Transfus Med Hemother. 2018 Jul;45(4):216-217. doi: 10.1159/000491583. Epub 2018 Jul 24.
Optimized Antigen Matching - Chances and Challenges in Molecular Times.
Gassner C, Wagner FF.
Within the last 25 years, many different aspects of molecular typing of human blood groups have been addressed by researchers focused in this field. Specific questions, rather than final visions for applications were the prime motivator to collect piece after piece of the complex puzzle of human molecular blood group polymorphism. Beside this polymorphism by itself, the feasibility of genotyping, affected by parameters such as availability of molecular techniques, their technical and phenotype-predictable accuracy as well as economic aspects, led to applications for molecular blood group typing. Nowadays, they are commonly accepted. Or in other words, applications of blood group genotyping have evolved as conclusive combinations of thoroughly elaborated studies, but were mostly unintended in the very first beginnings.
On the other hand, matching blood groups by serology typing was probably the first and most essential application for performing successful blood transfusion. In an attempt to bring one of the youngest and one of the oldest applications in transfusion medicine together, and in order to illustrate their currently existent interactions, the articles of tthe present issue of transfusion medicine and hemotherapy were compiled under the theme ‘Optimized Antigen Matching - Chances and Challenges in Molecular Times’.
For the foreseeable future, alloantibody detection in patient and donor sera will not be rivaled by molecular techniques. However, as reported by Scharberg et al. , even this serology-dominated domain is already impacted by molecular typing: The new tools allow a much better characterization of test cells which results in improved abilities to identify irregular antibodies by serology. Enhanced donor typing is an irreplaceable prerequisite to improve matching and, thereby, to better serve the patient. Besides a few positive exceptions, many proof-of-principles and announcements with respect to donor high-throughput blood group genotyping have been reported, but reports on factually performed large-scale approaches are rare . In this issue, Wagner et al.  are reporting on their experiences with extended donor genotyping in more than 100,000 donors by pooled capillary electrophoresis and its impact in a routine setting. Gassner et al.  report about a high-throughput blood group genotyping application performed in more than 37,000 Swiss blood donors, in an intention to identify homozygous carriers of low-frequency blood group antigens, e.g. rare and exceedingly rare donors.

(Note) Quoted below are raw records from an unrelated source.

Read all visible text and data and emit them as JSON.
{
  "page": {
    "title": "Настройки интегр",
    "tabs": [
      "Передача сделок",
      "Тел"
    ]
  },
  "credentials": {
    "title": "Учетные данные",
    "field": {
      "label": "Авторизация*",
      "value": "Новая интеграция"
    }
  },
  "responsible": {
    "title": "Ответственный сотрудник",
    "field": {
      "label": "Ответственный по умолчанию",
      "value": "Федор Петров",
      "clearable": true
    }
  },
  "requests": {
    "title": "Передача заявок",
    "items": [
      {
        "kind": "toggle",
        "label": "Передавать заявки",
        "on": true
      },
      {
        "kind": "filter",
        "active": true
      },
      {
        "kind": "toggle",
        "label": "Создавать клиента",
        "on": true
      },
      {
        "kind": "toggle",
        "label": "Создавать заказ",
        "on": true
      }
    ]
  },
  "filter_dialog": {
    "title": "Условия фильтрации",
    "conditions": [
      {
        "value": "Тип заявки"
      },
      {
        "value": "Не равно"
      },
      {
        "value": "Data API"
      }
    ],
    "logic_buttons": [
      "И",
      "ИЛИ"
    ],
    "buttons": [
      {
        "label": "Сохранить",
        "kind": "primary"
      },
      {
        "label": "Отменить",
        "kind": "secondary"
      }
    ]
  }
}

Due to their need for chronic blood transfusions, patients suffering from sickle cell disease (SCD) or thalassemia might profit most for ‘best matched’ red blood cell transfusions. Next-generation or massive parallel sequencing have proven the principle for blood group determination in such patients, but are still under further development and therefore not addressed within this issue [5,6,7]. Based on their everyday experiences, however, Castilho and Dinardo  are reporting on the ‘Brazilian Way’, and Floch et al.  on the ‘French Strategy’ to support SCD patients by best matching strategies and the meaning of blood group genotyping in this context. Optimal strategies depend on the allelic background present; in this respect Shao et al.  present molecular data on RHCE alleles in Chinese and derive conclusions for the transfusion support of Chinese β-thalassemia patients. For all these patients, best matching extends beyond antigens only to the point of taking into account the ethnical origin of donor blood, thus ‘ethnical matching’. Accordingly, Khan and Delaney  are addressing transfusion support of patients from minority population groups within this special issue. …
With molecular typing, we have the chance to improve matching, and contributors to this issue demonstrate how chances were taken and challenges have been overcome for different populations. In summary, and guided by the ever intent for ‘best matching’, it may be concluded that current molecular blood group typing applications have become a given reality.